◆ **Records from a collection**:
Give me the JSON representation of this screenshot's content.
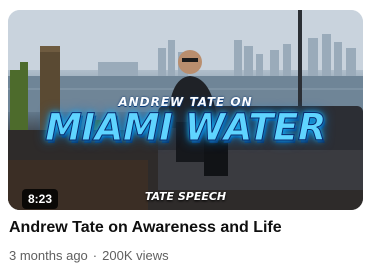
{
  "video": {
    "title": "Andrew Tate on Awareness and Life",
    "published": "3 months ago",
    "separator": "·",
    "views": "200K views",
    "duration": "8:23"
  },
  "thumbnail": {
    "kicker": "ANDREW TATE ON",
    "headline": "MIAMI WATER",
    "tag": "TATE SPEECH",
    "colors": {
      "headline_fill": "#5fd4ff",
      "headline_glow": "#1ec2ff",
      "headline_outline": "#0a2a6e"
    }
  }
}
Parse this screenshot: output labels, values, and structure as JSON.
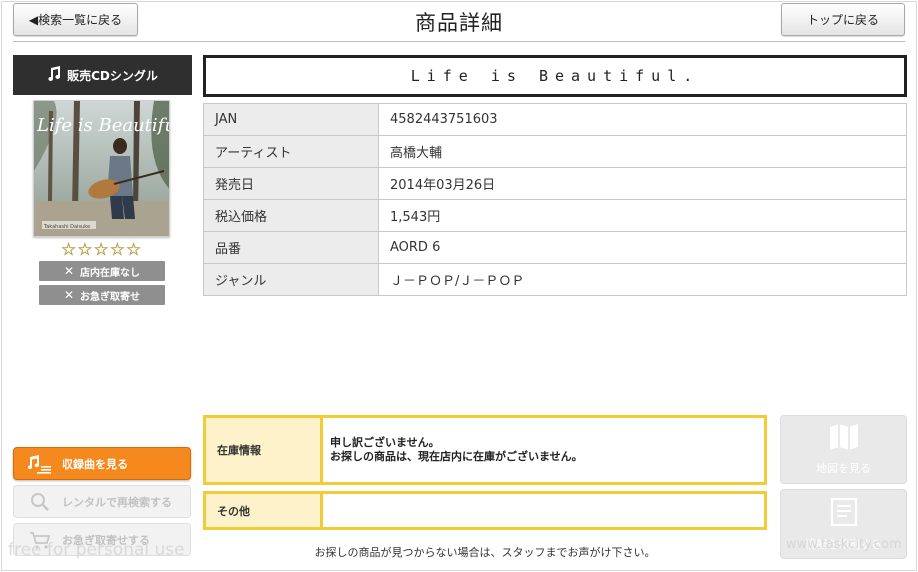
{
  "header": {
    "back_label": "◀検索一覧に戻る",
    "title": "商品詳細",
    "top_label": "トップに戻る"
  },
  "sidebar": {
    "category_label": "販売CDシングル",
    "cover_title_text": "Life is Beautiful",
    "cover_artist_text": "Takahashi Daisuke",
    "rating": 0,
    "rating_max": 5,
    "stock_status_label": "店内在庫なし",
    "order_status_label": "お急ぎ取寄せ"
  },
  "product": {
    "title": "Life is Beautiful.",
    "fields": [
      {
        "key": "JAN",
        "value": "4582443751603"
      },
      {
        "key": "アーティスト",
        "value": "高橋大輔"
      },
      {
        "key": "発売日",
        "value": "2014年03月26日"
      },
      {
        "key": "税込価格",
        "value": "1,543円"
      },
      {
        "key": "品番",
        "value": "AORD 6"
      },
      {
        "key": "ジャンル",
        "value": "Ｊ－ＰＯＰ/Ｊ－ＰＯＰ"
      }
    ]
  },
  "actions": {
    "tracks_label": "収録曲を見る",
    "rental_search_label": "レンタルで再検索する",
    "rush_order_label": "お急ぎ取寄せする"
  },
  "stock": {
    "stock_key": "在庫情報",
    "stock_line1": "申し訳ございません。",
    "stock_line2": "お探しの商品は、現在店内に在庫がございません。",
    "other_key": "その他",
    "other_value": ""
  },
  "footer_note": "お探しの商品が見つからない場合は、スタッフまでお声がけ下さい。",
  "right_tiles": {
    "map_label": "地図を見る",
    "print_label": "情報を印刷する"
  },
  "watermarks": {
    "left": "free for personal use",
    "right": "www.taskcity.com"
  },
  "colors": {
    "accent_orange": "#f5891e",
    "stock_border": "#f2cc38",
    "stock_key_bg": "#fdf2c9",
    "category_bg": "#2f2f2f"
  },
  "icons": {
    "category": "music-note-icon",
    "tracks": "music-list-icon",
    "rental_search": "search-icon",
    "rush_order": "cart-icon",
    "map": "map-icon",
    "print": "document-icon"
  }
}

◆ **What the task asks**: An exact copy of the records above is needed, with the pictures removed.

◆ **Result below**:
Give me the JSON representation of this screenshot's content.
{
  "video": {
    "title": "Andrew Tate on Awareness and Life",
    "published": "3 months ago",
    "separator": "·",
    "views": "200K views",
    "duration": "8:23"
  },
  "thumbnail": {
    "kicker": "ANDREW TATE ON",
    "headline": "MIAMI WATER",
    "tag": "TATE SPEECH",
    "colors": {
      "headline_fill": "#5fd4ff",
      "headline_glow": "#1ec2ff",
      "headline_outline": "#0a2a6e"
    }
  }
}
Parse this screenshot: output labels, values, and structure as JSON.
{
  "header": {
    "back_label": "◀検索一覧に戻る",
    "title": "商品詳細",
    "top_label": "トップに戻る"
  },
  "sidebar": {
    "category_label": "販売CDシングル",
    "cover_title_text": "Life is Beautiful",
    "cover_artist_text": "Takahashi Daisuke",
    "rating": 0,
    "rating_max": 5,
    "stock_status_label": "店内在庫なし",
    "order_status_label": "お急ぎ取寄せ"
  },
  "product": {
    "title": "Life is Beautiful.",
    "fields": [
      {
        "key": "JAN",
        "value": "4582443751603"
      },
      {
        "key": "アーティスト",
        "value": "高橋大輔"
      },
      {
        "key": "発売日",
        "value": "2014年03月26日"
      },
      {
        "key": "税込価格",
        "value": "1,543円"
      },
      {
        "key": "品番",
        "value": "AORD 6"
      },
      {
        "key": "ジャンル",
        "value": "Ｊ－ＰＯＰ/Ｊ－ＰＯＰ"
      }
    ]
  },
  "actions": {
    "tracks_label": "収録曲を見る",
    "rental_search_label": "レンタルで再検索する",
    "rush_order_label": "お急ぎ取寄せする"
  },
  "stock": {
    "stock_key": "在庫情報",
    "stock_line1": "申し訳ございません。",
    "stock_line2": "お探しの商品は、現在店内に在庫がございません。",
    "other_key": "その他",
    "other_value": ""
  },
  "footer_note": "お探しの商品が見つからない場合は、スタッフまでお声がけ下さい。",
  "right_tiles": {
    "map_label": "地図を見る",
    "print_label": "情報を印刷する"
  },
  "watermarks": {
    "left": "free for personal use",
    "right": "www.taskcity.com"
  },
  "colors": {
    "accent_orange": "#f5891e",
    "stock_border": "#f2cc38",
    "stock_key_bg": "#fdf2c9",
    "category_bg": "#2f2f2f"
  },
  "icons": {
    "category": "music-note-icon",
    "tracks": "music-list-icon",
    "rental_search": "search-icon",
    "rush_order": "cart-icon",
    "map": "map-icon",
    "print": "document-icon"
  }
}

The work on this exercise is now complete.